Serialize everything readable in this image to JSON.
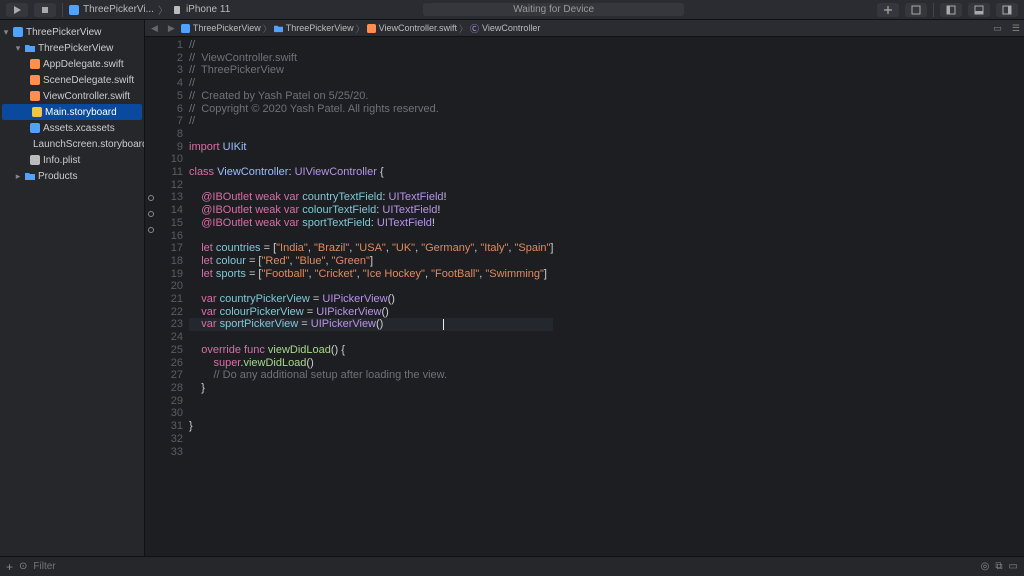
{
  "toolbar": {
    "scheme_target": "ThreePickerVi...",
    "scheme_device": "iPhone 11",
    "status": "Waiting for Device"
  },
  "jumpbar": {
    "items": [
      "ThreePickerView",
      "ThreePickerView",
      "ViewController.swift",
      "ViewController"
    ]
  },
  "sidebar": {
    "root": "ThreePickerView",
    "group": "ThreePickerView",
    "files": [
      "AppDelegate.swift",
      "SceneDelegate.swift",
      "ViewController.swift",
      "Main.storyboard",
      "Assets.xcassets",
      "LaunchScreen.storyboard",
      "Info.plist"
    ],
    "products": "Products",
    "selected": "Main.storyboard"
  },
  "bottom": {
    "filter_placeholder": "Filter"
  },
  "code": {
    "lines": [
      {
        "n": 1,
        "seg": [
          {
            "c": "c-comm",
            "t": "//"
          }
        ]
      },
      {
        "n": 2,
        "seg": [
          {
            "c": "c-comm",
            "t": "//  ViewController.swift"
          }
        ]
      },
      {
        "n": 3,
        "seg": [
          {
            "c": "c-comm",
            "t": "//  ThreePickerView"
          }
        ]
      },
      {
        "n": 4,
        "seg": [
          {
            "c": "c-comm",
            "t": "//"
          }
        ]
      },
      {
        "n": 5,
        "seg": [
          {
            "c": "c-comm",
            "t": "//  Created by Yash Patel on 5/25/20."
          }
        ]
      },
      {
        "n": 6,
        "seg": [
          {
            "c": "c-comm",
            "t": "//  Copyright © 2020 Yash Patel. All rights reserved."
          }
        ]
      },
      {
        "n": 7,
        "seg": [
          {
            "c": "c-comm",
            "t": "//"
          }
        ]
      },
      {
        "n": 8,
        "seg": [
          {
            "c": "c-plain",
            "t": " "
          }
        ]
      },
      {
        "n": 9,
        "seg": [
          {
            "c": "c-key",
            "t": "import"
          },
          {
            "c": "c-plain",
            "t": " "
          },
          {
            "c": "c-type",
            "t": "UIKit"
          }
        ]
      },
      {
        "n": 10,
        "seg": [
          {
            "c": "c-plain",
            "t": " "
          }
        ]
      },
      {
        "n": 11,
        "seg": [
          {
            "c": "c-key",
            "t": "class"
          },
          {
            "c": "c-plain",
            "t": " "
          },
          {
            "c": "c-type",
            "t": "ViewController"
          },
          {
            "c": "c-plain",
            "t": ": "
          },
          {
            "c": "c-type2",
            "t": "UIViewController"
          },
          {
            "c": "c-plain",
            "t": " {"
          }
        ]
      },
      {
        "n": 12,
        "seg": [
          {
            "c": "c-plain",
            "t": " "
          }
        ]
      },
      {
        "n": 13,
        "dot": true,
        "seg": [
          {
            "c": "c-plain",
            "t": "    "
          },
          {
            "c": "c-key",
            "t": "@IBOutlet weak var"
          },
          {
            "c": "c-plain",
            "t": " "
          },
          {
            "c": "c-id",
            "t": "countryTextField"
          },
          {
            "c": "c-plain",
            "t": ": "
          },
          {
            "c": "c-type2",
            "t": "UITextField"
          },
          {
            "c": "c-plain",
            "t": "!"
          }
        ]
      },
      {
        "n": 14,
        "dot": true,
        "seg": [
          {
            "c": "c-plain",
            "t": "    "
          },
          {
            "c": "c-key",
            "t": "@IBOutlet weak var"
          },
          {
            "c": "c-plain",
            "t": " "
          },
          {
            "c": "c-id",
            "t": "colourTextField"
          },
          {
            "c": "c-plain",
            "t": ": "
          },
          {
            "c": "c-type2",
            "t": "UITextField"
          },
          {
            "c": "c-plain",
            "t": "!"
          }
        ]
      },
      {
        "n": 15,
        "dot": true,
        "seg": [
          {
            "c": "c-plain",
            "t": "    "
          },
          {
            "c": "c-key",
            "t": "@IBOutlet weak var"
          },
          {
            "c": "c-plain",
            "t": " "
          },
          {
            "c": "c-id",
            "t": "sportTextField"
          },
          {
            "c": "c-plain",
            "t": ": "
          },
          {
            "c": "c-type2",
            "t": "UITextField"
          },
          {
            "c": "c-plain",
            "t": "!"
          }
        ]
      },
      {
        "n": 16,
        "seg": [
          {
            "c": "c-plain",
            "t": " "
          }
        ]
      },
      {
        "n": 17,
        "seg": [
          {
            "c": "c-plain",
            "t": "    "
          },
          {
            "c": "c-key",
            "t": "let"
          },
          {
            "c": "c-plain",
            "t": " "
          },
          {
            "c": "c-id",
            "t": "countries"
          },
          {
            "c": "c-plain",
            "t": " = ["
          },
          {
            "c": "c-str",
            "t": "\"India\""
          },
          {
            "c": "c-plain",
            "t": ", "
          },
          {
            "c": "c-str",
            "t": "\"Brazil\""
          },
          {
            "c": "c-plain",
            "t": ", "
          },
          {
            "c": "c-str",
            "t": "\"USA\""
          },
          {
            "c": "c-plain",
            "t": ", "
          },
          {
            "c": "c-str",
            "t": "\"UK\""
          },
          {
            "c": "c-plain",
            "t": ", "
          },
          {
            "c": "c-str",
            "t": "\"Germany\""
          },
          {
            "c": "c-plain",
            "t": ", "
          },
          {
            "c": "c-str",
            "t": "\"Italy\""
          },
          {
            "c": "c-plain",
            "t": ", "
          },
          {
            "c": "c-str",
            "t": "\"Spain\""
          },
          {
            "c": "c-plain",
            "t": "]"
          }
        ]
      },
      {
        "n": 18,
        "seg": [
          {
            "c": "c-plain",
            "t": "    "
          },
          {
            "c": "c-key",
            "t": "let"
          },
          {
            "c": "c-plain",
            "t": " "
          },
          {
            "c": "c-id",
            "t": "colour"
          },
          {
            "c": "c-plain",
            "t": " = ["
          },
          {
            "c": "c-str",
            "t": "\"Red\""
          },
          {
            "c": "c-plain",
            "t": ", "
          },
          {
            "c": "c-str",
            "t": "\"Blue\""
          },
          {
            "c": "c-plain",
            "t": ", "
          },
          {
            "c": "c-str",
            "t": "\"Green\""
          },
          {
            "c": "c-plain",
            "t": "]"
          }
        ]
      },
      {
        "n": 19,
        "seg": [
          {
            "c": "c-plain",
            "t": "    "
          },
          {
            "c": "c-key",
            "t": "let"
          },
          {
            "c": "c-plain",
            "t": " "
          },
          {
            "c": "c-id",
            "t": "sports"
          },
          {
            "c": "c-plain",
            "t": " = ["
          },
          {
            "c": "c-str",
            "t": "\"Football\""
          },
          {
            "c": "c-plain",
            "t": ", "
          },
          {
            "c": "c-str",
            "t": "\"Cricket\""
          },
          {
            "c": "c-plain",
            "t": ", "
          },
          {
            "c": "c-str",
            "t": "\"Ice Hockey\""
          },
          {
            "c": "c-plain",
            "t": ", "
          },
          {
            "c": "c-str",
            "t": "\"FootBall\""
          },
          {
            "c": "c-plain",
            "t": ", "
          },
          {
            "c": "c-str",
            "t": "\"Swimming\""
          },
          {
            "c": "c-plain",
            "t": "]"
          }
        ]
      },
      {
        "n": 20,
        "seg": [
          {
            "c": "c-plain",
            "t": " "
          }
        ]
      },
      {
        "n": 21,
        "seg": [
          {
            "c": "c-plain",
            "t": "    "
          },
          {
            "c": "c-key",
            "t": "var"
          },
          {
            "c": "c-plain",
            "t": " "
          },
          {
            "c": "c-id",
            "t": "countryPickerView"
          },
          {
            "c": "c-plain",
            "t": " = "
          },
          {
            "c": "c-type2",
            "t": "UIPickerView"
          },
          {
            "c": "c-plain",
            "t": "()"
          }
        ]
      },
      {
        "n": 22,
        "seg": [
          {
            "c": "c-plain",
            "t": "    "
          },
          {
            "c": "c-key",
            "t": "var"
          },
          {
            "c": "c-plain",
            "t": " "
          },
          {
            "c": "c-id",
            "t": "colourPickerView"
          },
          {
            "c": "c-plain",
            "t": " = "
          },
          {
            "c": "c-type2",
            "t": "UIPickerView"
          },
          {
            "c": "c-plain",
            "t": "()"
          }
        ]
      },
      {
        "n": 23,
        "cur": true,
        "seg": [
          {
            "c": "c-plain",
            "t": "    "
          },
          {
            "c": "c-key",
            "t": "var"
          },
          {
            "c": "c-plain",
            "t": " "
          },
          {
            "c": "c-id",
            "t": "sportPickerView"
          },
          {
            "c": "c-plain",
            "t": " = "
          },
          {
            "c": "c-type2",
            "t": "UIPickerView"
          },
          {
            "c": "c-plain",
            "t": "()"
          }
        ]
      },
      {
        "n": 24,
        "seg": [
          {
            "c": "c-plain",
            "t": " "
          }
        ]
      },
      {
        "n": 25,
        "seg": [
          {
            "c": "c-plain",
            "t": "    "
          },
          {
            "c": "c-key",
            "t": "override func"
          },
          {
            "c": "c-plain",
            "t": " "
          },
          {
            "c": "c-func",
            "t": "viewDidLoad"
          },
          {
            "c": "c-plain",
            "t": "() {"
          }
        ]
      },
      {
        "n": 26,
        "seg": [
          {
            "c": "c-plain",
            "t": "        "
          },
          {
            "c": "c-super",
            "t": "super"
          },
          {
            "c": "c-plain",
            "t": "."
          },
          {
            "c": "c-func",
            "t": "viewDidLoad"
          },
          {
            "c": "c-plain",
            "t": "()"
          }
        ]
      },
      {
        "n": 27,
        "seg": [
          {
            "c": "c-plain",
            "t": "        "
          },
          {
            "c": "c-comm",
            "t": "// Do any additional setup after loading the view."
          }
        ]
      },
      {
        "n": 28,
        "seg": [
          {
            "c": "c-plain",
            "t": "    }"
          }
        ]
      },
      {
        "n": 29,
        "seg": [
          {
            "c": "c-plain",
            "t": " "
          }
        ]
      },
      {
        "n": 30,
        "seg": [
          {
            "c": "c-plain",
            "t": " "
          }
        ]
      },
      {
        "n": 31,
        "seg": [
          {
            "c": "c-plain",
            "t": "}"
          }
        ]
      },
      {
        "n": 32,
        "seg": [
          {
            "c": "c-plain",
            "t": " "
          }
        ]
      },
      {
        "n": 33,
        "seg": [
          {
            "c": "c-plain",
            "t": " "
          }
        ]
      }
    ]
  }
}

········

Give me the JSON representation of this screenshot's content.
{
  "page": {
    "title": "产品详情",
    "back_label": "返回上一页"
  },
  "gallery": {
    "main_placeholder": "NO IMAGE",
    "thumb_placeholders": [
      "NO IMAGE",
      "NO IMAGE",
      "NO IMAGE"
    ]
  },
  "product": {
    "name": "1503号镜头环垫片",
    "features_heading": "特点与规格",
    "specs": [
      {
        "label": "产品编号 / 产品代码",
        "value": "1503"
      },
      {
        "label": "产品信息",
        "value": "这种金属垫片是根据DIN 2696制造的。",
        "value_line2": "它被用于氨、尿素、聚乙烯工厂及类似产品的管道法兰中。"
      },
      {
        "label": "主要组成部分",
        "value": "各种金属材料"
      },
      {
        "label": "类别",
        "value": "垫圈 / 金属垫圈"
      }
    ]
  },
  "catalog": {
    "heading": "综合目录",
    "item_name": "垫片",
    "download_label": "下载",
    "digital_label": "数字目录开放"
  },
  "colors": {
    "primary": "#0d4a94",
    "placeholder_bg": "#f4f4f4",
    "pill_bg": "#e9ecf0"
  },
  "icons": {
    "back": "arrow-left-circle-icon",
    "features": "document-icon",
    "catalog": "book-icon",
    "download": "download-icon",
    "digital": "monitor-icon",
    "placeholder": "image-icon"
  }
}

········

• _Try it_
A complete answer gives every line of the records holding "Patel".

• _Exercise result_
            "t": "//  Created by Yash Patel on 5/25/20."
            "t": "//  Copyright © 2020 Yash Patel. All rights reserved."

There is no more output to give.